**The input**
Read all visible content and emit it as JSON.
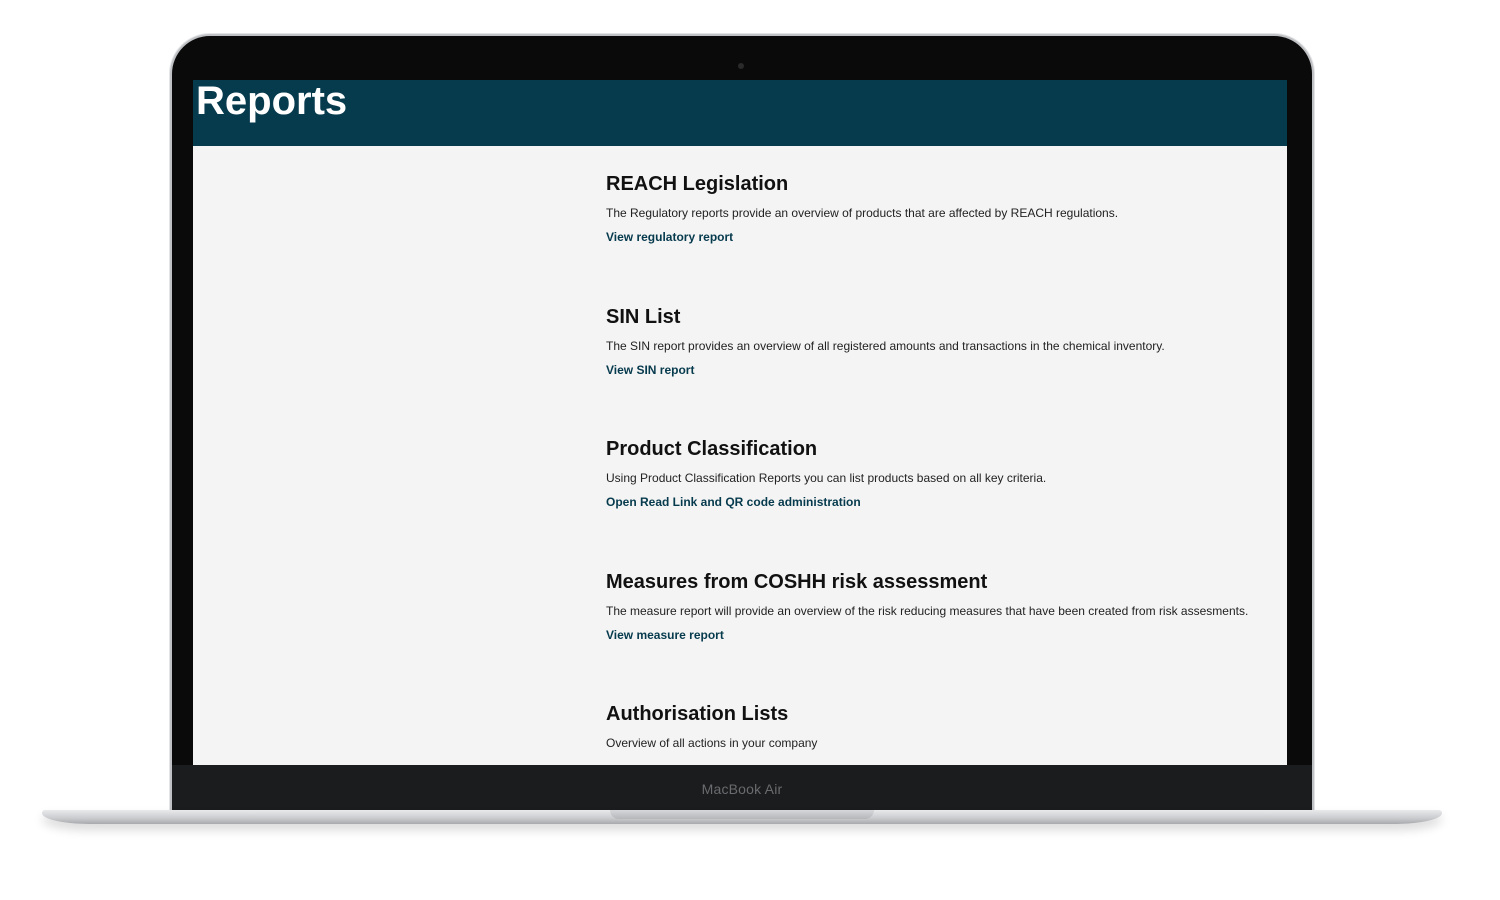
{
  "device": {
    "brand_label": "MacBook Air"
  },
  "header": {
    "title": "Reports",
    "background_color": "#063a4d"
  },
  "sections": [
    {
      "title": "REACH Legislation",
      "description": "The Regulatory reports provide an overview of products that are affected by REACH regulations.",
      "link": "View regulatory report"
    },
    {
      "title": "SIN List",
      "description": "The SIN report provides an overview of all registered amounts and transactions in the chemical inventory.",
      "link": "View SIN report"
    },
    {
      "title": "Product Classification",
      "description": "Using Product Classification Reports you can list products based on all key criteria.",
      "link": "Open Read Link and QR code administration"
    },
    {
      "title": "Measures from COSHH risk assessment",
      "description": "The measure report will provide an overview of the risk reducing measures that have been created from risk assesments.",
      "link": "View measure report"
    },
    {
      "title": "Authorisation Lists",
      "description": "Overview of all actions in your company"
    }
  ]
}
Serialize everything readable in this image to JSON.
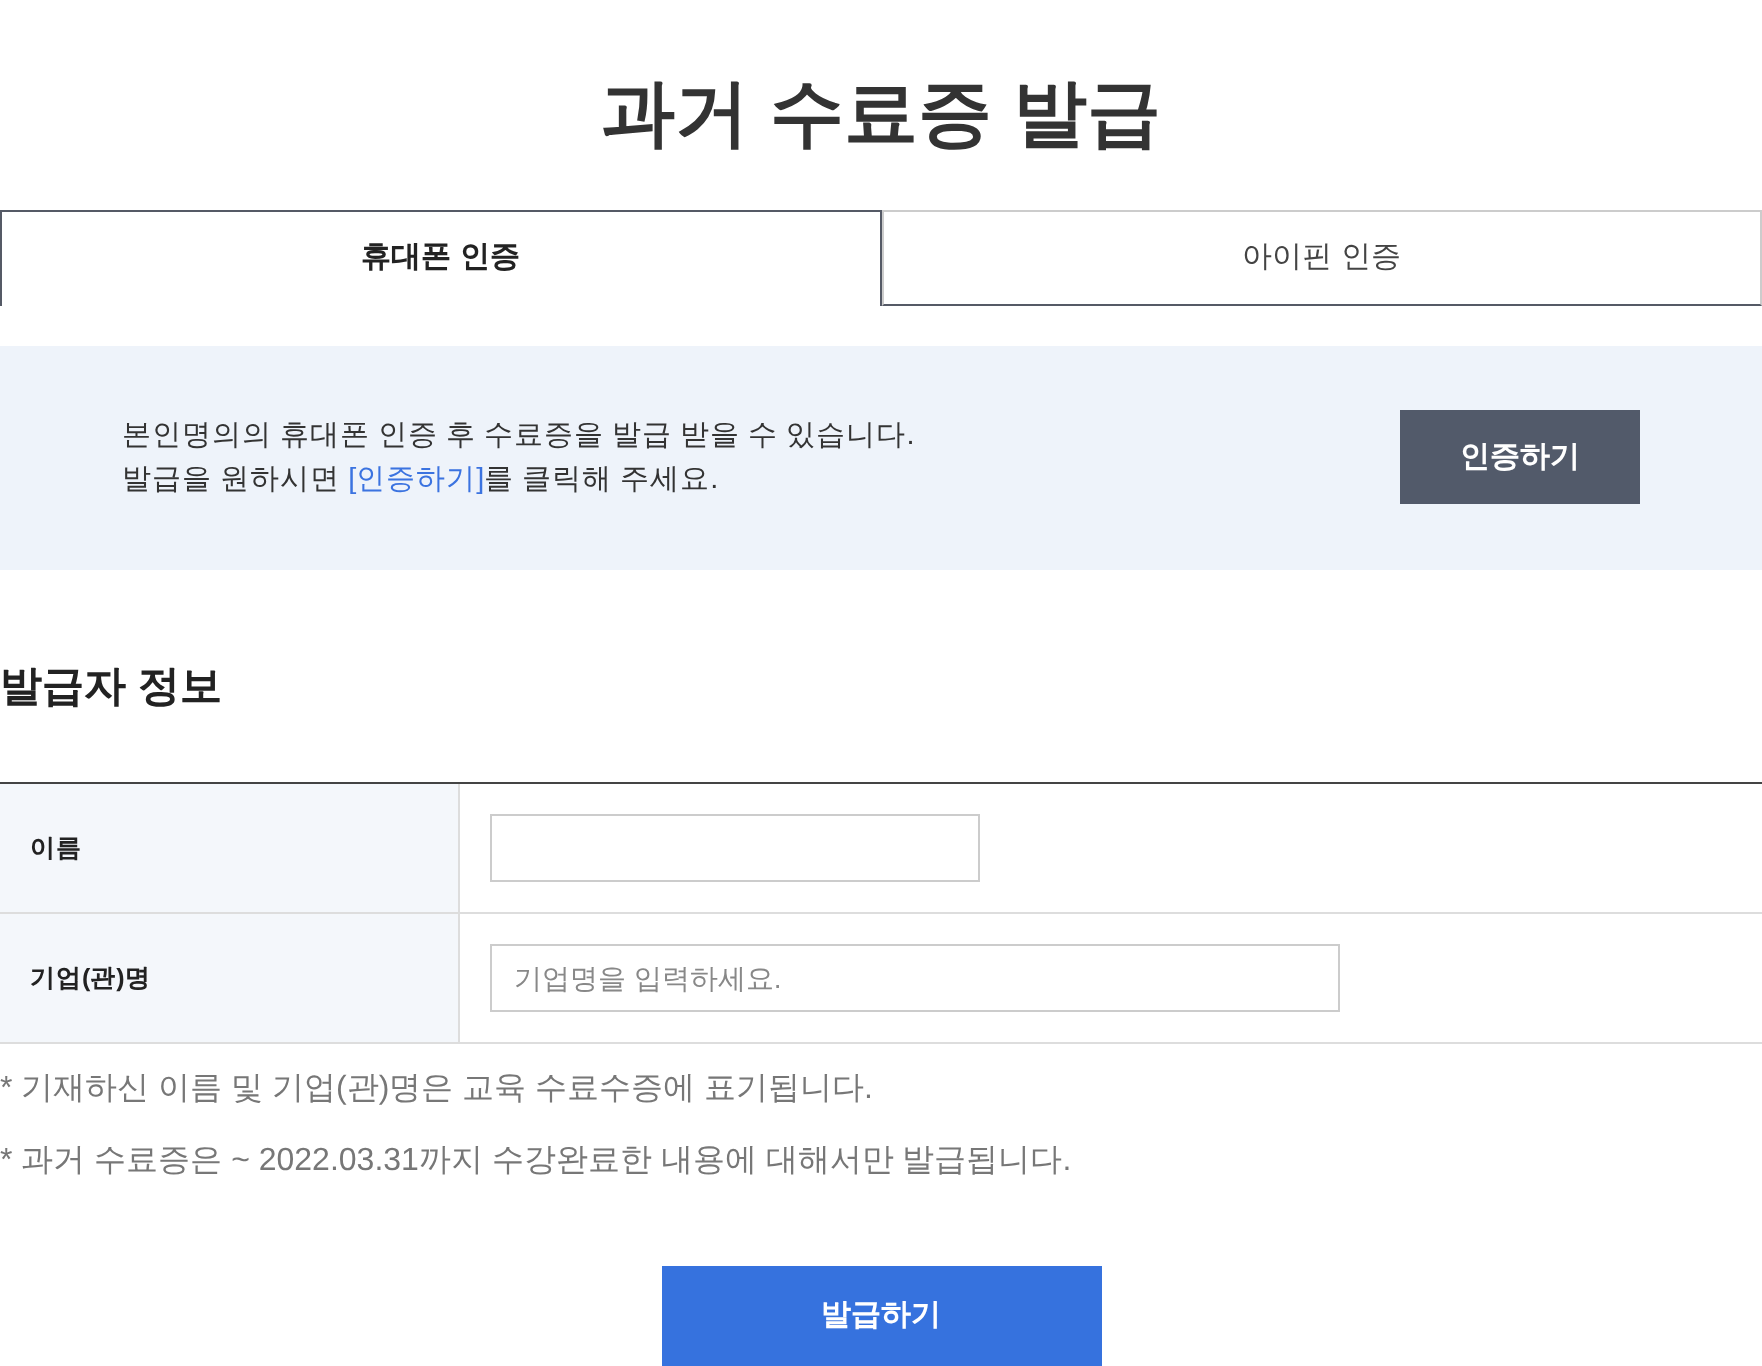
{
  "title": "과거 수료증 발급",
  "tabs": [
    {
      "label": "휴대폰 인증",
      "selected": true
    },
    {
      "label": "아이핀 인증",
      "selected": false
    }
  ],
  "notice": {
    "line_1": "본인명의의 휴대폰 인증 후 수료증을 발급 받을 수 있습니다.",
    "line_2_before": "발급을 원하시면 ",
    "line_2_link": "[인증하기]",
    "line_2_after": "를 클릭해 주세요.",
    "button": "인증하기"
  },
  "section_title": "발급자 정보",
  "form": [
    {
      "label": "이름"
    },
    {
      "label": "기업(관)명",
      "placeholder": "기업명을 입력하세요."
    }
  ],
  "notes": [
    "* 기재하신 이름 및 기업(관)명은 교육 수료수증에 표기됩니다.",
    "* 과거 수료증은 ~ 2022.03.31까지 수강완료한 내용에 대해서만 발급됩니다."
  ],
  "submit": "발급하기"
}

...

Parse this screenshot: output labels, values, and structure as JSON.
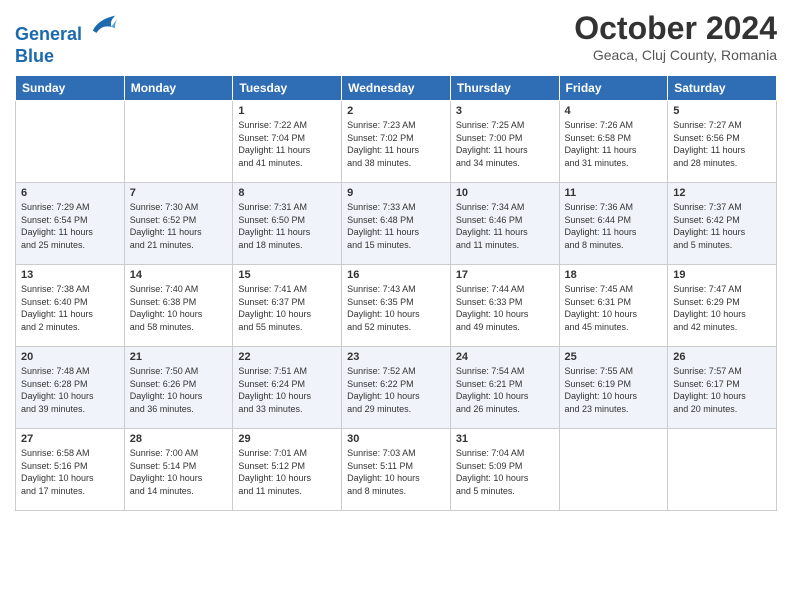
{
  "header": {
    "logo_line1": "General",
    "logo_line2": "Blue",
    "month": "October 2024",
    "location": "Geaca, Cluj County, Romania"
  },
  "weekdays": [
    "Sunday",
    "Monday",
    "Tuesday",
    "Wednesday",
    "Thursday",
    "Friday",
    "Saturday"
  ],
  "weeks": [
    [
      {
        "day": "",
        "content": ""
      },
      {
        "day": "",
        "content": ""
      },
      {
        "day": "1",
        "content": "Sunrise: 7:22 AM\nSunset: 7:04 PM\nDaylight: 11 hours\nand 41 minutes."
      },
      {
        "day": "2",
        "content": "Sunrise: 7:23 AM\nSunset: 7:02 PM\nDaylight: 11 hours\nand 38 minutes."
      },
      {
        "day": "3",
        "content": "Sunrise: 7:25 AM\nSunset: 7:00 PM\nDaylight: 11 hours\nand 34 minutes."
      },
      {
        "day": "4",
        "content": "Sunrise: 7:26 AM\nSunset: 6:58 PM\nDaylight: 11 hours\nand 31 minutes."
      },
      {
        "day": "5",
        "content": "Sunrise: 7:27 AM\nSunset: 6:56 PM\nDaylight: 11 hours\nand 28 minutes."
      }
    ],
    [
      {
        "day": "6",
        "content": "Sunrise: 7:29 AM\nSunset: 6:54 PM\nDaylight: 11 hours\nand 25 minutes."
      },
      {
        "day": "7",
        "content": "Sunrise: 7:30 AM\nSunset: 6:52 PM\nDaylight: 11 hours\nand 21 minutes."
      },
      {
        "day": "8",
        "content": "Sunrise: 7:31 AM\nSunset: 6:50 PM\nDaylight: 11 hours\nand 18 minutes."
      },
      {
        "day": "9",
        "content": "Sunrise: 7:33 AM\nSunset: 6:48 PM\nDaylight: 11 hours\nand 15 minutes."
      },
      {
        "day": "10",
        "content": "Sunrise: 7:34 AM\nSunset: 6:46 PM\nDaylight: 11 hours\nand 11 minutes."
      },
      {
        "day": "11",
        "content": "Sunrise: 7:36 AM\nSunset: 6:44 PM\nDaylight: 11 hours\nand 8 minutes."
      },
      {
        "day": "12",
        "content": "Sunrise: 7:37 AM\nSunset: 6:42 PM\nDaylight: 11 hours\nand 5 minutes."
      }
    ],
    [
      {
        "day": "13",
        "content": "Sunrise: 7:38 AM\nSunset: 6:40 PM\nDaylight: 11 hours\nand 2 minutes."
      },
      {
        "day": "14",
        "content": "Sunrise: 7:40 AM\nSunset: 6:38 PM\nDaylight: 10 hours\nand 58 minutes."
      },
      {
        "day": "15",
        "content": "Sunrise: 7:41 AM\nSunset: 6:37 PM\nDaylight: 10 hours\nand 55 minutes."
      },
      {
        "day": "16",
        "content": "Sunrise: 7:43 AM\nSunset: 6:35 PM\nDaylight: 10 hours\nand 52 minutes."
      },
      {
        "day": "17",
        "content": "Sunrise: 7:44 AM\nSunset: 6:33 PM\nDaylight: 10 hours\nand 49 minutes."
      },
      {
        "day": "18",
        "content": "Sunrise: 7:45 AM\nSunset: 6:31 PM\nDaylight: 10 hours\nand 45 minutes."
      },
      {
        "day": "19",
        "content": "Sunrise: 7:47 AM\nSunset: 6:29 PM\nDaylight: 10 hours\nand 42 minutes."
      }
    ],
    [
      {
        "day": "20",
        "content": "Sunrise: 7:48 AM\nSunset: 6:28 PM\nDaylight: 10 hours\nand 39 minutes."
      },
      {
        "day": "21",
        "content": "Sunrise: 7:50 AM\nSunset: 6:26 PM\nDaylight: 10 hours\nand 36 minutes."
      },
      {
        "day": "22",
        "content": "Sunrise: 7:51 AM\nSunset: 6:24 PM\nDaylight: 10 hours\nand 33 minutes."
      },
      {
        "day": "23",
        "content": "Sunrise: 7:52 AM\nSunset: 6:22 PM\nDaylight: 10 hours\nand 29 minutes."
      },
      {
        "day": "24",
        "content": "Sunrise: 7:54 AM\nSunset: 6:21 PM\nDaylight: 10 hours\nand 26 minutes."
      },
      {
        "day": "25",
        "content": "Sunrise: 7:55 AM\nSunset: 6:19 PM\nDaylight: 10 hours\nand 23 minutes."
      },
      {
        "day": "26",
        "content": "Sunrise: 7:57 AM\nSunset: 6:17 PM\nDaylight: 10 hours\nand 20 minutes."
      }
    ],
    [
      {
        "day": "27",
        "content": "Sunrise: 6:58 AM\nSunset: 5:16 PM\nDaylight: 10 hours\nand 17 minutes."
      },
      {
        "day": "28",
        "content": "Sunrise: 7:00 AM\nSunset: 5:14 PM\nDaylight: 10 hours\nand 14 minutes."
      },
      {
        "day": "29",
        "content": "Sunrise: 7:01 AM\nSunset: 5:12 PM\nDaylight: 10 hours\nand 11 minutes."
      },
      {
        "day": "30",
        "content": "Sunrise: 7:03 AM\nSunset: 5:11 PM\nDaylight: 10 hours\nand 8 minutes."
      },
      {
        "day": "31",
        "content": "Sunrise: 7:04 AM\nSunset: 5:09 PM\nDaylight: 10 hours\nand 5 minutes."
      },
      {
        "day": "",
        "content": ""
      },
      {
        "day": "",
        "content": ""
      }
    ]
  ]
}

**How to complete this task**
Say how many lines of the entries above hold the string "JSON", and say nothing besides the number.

**Response for this exercise**
3